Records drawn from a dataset
___
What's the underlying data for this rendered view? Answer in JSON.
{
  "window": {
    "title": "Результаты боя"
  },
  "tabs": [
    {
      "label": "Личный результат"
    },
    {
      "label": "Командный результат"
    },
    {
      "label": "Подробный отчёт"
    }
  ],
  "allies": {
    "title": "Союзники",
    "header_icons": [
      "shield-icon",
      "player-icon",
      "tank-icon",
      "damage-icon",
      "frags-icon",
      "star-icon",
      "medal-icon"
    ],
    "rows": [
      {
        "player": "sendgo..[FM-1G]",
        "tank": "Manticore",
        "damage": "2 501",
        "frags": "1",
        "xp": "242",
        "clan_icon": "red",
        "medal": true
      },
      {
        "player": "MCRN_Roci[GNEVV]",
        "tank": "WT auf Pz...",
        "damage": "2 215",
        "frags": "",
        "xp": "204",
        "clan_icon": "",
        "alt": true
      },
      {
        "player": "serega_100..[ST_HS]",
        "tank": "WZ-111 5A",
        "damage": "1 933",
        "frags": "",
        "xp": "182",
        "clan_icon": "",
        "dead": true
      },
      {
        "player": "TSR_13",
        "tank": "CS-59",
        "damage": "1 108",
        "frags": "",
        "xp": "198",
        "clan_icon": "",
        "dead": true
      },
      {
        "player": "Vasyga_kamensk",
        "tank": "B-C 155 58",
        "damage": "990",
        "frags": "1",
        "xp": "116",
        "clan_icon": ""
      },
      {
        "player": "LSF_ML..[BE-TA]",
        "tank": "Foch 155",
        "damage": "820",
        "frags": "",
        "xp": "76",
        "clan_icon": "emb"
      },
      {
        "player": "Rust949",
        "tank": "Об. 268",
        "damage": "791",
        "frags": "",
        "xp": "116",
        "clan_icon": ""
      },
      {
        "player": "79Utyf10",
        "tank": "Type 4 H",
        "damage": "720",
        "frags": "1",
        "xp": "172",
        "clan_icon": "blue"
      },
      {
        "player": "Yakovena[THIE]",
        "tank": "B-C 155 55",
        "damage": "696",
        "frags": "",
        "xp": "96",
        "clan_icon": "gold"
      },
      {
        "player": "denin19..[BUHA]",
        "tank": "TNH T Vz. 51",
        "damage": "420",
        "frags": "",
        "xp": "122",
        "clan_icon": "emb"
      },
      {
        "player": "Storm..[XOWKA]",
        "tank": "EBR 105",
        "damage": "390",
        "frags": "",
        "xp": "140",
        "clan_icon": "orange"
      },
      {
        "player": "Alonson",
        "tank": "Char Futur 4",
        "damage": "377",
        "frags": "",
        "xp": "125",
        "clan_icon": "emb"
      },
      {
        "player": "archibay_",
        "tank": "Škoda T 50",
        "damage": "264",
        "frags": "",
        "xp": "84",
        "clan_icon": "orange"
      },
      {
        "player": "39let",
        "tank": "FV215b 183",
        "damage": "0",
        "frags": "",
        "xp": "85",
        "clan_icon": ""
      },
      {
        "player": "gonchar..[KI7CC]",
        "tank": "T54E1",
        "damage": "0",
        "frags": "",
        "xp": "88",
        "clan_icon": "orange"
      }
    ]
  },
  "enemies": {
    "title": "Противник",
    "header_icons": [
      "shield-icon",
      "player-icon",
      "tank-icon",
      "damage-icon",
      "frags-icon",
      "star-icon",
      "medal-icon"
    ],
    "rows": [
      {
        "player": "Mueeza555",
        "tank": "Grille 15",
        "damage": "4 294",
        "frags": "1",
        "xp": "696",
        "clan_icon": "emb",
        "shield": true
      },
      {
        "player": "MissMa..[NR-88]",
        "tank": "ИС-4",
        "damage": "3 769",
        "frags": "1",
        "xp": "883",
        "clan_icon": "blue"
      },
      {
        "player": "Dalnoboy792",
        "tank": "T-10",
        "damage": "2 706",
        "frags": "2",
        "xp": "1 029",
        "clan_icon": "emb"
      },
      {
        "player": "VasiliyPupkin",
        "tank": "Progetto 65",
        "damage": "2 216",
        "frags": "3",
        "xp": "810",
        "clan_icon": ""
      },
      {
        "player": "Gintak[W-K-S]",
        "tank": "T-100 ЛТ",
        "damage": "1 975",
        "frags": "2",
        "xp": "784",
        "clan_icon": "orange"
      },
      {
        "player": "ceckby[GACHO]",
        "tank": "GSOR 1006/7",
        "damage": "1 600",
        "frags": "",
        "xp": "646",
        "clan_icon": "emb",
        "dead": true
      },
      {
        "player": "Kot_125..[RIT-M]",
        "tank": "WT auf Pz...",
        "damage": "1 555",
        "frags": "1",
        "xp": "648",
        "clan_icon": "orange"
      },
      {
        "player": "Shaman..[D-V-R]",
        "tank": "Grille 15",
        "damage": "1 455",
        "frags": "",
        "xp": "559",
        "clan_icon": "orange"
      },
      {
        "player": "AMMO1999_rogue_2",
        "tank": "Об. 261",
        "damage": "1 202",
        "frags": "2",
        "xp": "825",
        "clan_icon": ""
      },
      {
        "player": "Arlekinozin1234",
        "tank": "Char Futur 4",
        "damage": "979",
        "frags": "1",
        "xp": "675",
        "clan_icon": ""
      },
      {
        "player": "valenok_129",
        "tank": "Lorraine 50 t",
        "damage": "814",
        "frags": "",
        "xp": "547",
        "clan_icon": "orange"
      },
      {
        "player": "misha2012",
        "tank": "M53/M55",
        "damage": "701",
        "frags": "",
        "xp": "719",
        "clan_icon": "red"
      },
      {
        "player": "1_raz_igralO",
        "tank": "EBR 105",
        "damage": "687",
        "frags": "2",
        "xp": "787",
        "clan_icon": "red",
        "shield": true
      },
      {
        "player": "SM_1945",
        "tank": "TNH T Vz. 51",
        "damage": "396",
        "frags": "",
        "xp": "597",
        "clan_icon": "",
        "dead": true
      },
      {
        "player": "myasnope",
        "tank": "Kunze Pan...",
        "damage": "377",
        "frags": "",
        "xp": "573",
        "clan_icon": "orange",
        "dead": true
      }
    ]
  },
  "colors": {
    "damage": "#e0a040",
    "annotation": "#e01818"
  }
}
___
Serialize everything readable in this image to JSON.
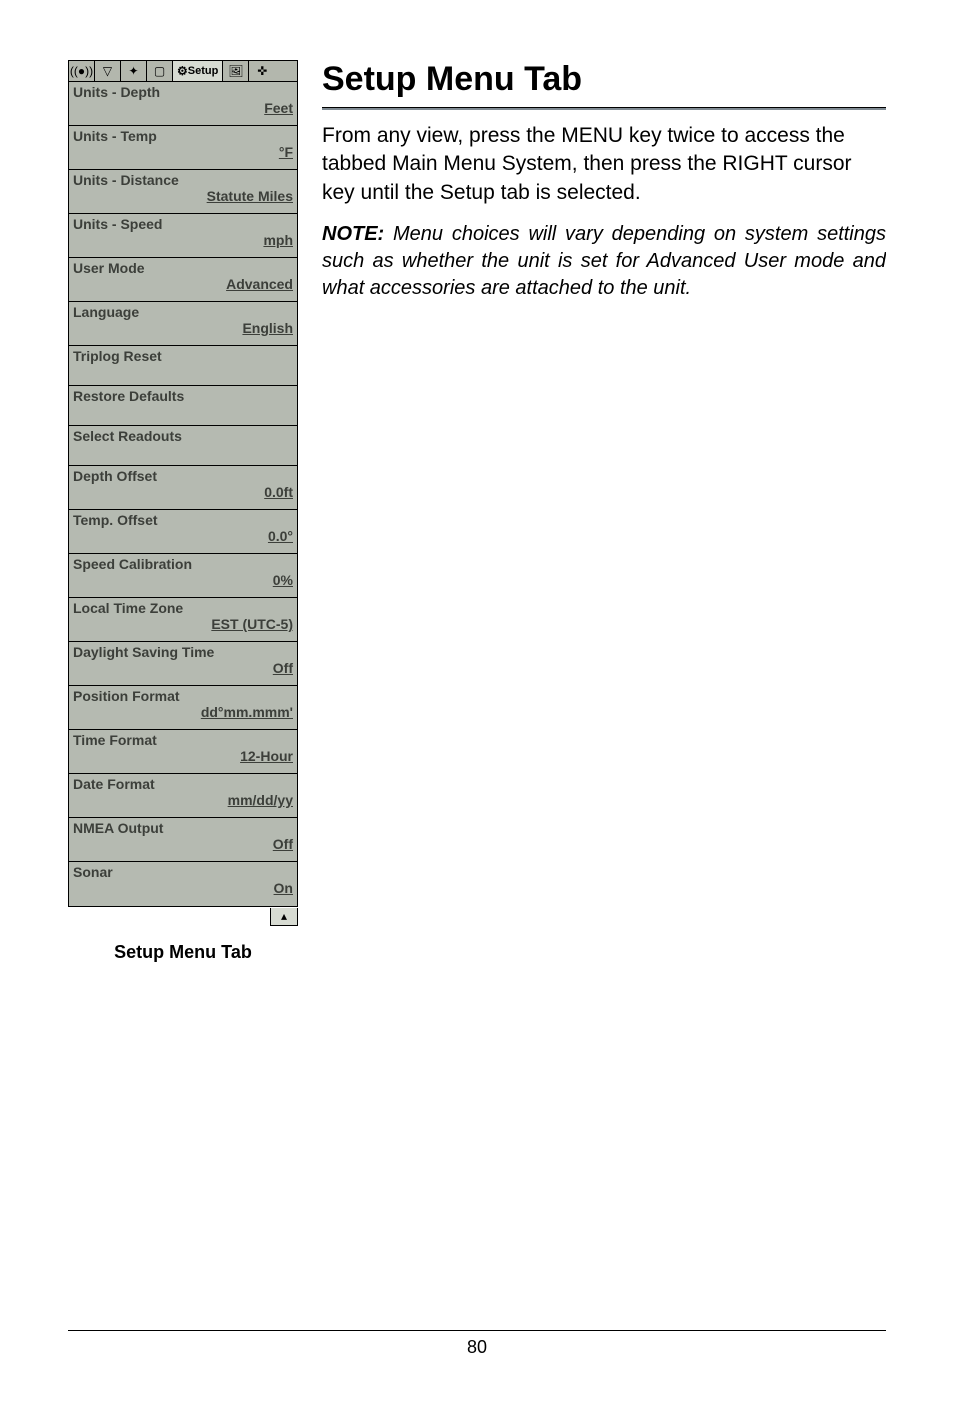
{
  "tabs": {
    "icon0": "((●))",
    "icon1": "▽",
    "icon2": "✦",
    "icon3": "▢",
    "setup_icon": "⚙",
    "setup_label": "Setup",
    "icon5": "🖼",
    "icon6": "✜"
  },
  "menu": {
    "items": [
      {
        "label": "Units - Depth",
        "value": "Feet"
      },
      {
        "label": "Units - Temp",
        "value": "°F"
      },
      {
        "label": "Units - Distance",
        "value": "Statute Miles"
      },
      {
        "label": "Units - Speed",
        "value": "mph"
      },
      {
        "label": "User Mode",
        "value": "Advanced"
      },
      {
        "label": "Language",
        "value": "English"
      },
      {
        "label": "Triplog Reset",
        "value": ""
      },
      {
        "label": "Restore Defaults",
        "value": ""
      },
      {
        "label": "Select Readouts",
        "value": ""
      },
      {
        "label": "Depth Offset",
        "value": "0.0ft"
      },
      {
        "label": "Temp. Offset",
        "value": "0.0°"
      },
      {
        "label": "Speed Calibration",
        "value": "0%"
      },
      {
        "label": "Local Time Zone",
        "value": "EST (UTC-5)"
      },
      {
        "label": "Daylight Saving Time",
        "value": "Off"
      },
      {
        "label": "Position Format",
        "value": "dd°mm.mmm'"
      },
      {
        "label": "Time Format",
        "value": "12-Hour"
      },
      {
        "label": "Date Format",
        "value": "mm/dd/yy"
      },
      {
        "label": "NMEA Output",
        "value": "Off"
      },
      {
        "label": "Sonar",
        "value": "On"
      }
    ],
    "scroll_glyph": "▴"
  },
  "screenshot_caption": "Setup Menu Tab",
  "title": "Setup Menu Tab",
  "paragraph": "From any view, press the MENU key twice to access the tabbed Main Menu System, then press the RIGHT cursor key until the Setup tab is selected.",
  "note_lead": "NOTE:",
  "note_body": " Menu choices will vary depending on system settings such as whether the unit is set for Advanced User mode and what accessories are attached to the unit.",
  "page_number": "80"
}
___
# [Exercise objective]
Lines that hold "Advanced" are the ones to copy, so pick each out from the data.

# [Exercise result]
        "value": "Advanced"
  "note_body": " Menu choices will vary depending on system settings such as whether the unit is set for Advanced User mode and what accessories are attached to the unit.",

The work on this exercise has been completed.